The South Coast Threatened Birds Recovery Team, made up of scientists, conservation organisations, community groups and the Department of Parks and Wildlife, is an advisory group that assists the Department with implementing the actions outlined in the South Coast Threatened Birds Recovery Plan.

Perth Zoo houses a small number of western ground parrots with the hope that breeding them in captivity will contribute to their conservation.

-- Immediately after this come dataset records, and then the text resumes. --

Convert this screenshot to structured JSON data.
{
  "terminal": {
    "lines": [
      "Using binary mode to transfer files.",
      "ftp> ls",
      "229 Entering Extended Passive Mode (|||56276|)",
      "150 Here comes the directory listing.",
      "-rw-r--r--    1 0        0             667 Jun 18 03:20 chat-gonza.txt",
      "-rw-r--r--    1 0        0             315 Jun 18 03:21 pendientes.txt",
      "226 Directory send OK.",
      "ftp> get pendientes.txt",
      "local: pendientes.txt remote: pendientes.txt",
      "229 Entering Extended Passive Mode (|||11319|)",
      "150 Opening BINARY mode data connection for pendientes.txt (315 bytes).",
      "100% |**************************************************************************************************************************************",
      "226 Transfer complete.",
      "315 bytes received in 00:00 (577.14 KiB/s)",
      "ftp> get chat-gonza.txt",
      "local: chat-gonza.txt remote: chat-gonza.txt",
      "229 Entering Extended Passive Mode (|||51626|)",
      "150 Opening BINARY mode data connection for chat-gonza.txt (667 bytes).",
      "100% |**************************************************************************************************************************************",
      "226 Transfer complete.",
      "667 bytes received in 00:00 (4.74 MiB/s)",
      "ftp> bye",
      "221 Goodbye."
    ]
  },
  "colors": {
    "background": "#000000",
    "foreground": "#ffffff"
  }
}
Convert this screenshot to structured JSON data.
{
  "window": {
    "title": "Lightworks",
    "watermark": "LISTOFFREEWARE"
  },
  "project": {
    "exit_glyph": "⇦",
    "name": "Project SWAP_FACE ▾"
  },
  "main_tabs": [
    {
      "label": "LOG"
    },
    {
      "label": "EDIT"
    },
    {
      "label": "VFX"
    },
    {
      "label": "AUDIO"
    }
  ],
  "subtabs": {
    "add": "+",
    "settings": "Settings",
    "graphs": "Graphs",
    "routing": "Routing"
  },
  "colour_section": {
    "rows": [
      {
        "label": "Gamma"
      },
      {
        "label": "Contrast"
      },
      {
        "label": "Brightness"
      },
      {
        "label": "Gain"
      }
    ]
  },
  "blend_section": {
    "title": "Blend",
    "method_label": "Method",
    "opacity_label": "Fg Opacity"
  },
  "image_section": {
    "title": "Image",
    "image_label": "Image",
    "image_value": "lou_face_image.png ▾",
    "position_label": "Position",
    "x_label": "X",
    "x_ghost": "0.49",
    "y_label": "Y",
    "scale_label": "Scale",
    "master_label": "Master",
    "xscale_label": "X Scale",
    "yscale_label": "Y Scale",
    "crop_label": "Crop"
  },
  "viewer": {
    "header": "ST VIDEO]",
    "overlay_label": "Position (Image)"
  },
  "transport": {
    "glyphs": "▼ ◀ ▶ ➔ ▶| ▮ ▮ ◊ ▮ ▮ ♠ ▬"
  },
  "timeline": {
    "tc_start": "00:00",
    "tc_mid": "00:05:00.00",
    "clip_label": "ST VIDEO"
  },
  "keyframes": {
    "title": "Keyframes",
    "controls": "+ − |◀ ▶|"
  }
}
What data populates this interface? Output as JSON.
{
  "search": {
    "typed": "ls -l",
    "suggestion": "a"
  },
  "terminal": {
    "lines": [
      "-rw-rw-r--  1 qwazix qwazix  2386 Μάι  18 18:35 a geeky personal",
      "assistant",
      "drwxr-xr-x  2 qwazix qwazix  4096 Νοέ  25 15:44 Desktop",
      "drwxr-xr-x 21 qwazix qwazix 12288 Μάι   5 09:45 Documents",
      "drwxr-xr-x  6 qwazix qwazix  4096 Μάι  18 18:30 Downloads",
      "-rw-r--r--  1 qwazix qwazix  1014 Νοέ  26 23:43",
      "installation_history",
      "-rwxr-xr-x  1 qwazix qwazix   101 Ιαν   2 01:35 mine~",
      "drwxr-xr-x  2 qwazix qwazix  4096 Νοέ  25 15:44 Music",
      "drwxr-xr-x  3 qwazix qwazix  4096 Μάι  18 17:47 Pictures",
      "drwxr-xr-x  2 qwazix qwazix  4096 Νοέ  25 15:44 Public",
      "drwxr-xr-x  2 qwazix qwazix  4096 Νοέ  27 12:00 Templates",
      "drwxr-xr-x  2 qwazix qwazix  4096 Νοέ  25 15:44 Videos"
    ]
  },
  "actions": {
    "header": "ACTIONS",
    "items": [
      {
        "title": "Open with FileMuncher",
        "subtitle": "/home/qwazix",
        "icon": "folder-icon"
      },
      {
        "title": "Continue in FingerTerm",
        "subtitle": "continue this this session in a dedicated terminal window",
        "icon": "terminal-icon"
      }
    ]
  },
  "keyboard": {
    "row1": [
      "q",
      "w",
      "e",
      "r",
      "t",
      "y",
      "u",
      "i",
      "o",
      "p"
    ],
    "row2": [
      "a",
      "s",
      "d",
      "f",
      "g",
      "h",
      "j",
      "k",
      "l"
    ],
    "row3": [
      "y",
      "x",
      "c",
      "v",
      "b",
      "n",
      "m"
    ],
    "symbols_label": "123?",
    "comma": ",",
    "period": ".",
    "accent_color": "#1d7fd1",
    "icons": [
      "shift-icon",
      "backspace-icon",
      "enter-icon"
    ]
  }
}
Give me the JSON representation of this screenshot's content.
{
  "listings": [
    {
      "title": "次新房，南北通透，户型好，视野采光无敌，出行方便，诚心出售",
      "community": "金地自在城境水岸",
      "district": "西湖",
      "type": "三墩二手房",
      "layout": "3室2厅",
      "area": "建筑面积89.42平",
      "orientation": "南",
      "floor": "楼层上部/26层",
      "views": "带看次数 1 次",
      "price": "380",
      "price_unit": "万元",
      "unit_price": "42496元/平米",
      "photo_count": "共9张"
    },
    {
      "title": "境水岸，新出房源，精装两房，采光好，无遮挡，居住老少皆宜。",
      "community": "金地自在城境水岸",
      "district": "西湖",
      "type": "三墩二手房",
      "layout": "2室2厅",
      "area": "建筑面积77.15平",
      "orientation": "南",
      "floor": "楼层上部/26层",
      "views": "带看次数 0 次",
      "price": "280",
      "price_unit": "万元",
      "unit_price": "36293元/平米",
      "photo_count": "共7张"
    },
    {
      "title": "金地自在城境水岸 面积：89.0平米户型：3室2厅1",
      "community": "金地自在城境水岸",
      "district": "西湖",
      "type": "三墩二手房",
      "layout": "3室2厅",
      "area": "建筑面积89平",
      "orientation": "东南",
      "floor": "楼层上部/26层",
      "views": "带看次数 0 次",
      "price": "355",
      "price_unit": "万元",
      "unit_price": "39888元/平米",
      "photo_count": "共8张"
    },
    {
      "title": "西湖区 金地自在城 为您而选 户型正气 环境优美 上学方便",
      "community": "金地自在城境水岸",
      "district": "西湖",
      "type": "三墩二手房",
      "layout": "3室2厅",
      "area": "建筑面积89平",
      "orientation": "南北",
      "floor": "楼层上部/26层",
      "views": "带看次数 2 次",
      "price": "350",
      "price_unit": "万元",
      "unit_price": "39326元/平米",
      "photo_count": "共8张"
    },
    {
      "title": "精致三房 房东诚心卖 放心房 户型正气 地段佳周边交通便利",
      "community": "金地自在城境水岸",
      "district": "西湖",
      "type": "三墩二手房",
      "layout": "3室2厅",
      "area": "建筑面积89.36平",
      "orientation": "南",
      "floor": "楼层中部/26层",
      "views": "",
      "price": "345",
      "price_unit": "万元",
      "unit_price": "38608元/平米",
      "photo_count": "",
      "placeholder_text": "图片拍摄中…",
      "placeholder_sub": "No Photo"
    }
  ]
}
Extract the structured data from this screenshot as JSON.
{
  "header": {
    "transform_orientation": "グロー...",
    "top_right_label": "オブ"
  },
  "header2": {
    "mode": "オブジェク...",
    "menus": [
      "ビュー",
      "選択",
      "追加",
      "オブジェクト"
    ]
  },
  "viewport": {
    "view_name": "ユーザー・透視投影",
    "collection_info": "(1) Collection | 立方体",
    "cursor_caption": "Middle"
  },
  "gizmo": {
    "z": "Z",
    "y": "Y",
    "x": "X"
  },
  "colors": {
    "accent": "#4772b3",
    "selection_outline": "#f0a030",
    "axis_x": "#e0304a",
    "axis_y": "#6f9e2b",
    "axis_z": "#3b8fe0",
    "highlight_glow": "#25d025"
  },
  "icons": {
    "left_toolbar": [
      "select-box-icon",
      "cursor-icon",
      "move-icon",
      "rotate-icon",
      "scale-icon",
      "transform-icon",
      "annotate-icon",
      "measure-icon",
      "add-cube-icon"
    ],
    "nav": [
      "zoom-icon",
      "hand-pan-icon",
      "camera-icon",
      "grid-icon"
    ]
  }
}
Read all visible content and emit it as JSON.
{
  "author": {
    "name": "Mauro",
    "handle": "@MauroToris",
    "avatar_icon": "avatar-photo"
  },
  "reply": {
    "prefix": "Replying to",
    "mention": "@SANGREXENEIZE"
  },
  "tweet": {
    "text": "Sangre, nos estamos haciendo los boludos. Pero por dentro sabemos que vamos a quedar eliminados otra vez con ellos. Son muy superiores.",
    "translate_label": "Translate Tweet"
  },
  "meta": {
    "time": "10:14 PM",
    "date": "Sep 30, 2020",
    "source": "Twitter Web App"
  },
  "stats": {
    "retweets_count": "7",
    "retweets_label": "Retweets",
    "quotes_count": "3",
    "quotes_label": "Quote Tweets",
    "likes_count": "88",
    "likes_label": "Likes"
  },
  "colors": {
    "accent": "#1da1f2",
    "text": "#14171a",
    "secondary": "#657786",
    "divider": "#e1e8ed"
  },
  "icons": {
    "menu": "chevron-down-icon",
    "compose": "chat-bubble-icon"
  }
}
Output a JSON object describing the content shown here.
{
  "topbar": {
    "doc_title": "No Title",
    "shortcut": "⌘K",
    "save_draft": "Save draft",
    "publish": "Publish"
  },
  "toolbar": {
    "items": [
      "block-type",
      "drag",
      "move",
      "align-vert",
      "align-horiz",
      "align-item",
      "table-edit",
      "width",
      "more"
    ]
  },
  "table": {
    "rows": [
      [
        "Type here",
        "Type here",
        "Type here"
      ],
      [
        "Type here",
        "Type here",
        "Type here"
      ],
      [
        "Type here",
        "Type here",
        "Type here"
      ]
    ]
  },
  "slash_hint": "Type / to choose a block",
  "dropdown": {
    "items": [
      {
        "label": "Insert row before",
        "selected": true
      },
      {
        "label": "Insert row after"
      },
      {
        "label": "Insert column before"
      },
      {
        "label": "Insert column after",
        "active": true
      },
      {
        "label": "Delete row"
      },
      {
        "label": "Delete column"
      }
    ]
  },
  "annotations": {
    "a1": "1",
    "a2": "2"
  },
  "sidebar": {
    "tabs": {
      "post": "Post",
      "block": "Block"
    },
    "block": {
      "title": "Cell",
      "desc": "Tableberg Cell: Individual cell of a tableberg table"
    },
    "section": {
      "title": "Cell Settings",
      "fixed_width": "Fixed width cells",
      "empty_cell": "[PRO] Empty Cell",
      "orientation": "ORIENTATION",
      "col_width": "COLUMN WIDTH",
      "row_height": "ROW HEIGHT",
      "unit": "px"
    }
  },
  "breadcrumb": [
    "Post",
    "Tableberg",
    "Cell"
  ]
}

Acknowledgement is given to the community groups who dedicate their time and energy to the conservation of the WGP. Friends of the Western Ground Parrot raises funds and awareness, assists with research and recovery projects, and lobbies for government support. South Coast Natural Resource Management launched a donation fund “The South Coast Environment Fund” to contribute to post-fire recovery actions for the areas affected in Esperance and Albany to help protect the western ground parrot and other species at risk.

In March 2016, conservation experts attended a workshop hosted by the Department of Parks and Wildlife. A total of 39 delegates from 19 organisations met over three days to discuss the WGP and develop recommendations for future conservation efforts. The event was supported by WWF Australia, BirdLife WA, the Australian Government’s National Landcare Program, South Coast NRM and Friends of the Western Ground Parrot. You can read more about the workshop and its outcomes in the following report:

Department of Parks and Wildlife (2016). pdfCreating a Future for the Western Ground Parrot5.94 MB: Workshop Report (Eds. A. Burbidge, S. Comer, C. Lees, M. Page & F. Stanley). Perth, Western Australia: Department of Parks and Wildlife.

Further Information